    int up;
    int down;
    {     {
      for(up = 11; up <= 21; up++)
            //pwmWrite(pwmPin, up);
            softPwmWrite (pwmPin, up);
      for(down = up; down >= 11; down--)
            //pwmWrite(pwmPin, down);
            softPwmWrite (pwmPin, down);
            delay(DELAY_MS * 2);
    }   }
    return 0;

can be compiled as such…

gcc -o pwm pwm.c -l wiringPi

and lo and behold you can control pins on the M1…. but only as ROOT user – which is utterly useless for many situations.

I then discovered elsewhere that THIS

sudo chown root:root pwm
sudo chmod 4755 pwm

makes the program work for normal users – in my case on new boards I always create a user PI with similar permission to the PI user on the Raspberry Pi.


And so it was that I got all excited when I realised, after discovering that WiringPi has some hardwired limits – (hardwarePWM for example does not work unless you use a REAL Raspberry Pi) that THIS exists for the M1 -

So this is a whole lot of code and demos… one of them is called MATRIX-GPIO_OUT

#include <stdio.h>

#include <stdlib.h>

#include <unistd.h>

#include "libfahw.h"


int main(int argc, char ** argv)

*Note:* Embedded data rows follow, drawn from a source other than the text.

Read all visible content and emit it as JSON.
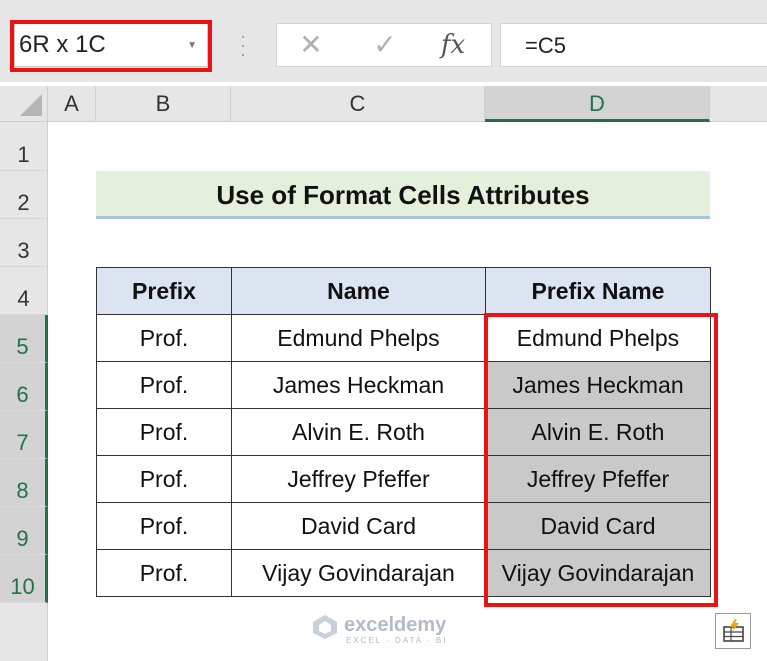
{
  "name_box": {
    "value": "6R x 1C"
  },
  "formula_bar": {
    "cancel_icon": "x-icon",
    "enter_icon": "check-icon",
    "insert_function_label": "fx",
    "formula": "=C5"
  },
  "columns": [
    "A",
    "B",
    "C",
    "D"
  ],
  "rows": [
    "1",
    "2",
    "3",
    "4",
    "5",
    "6",
    "7",
    "8",
    "9",
    "10"
  ],
  "title": "Use of Format Cells Attributes",
  "table": {
    "headers": [
      "Prefix",
      "Name",
      "Prefix Name"
    ],
    "rows": [
      [
        "Prof.",
        "Edmund Phelps",
        "Edmund Phelps"
      ],
      [
        "Prof.",
        "James Heckman",
        "James Heckman"
      ],
      [
        "Prof.",
        "Alvin E. Roth",
        "Alvin E. Roth"
      ],
      [
        "Prof.",
        "Jeffrey Pfeffer",
        "Jeffrey Pfeffer"
      ],
      [
        "Prof.",
        "David Card",
        "David Card"
      ],
      [
        "Prof.",
        "Vijay Govindarajan",
        "Vijay Govindarajan"
      ]
    ]
  },
  "watermark": {
    "name": "exceldemy",
    "tagline": "EXCEL · DATA · BI"
  },
  "colors": {
    "highlight": "#ee1111",
    "title_fill": "#e4efdc",
    "header_fill": "#dce4f2",
    "selection_fill": "#c9c9c9",
    "excel_green": "#217346"
  }
}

int pin = GPIO_PIN(7);

int i, value, board;

int ret = -1;

if ((board = boardInit()) < 0) {

printf("Fail to init board\n");

return -1;


if (board == BOARD_NANOPI_T2)

pin = GPIO_PIN(15);

if (argc == 2)

pin = GPIO_PIN(atoi(argv[1]));

if ((ret = exportGPIOPin(pin)) == -1) {

printf("exportGPIOPin(%d) failed\n", pin);


if ((ret = setGPIODirection(pin, GPIO_OUT)) == -1) {

printf("setGPIODirection(%d) failed\n", pin);


for (i = 0; i < STATUS_CHANGE_TIMES; i++) {

if (i % 2) {

value = GPIO_HIGH;

} else {

value = GPIO_LOW;


if ((ret = setGPIOValue(pin, value)) > 0) {

printf("%d: GPIO_PIN(%d) value is %d\n", i+1, pin, value);

} else {

printf("setGPIOValue(%d) failed\n", pin);





return 0;


and so here is a C program that lets you control the actual pins of the M1 – it was the first example I came across – REALLY simple – compile it and sure enough like that previous program – it works – but only as ROOT user.

Thinking I was being clever I tried…

sudo chown root:root matrix-gpio_out
sudo chmod 4755 matrix-gpio_out

SADLY – it would not work as a non-root user even with this – no access.  Is anyone clever enough to know WHY and how to get around it – there are lots of example programs in this MATRIX library but Node-Red does not run as ROOT – cannot access root programs using SUDO and therefore the whole lot are useless to me (and others using similar software) as it stands. The Matrix manual is only available in Chinese so it is looking like WiringPI (or WiringOP) is the only way forward for non-root users of these boards – and that’s a shame. I hope I’m wrong.

Why does the WiringPi C code example work after user is changed to root – but THIS example does not?

Ideas anyone?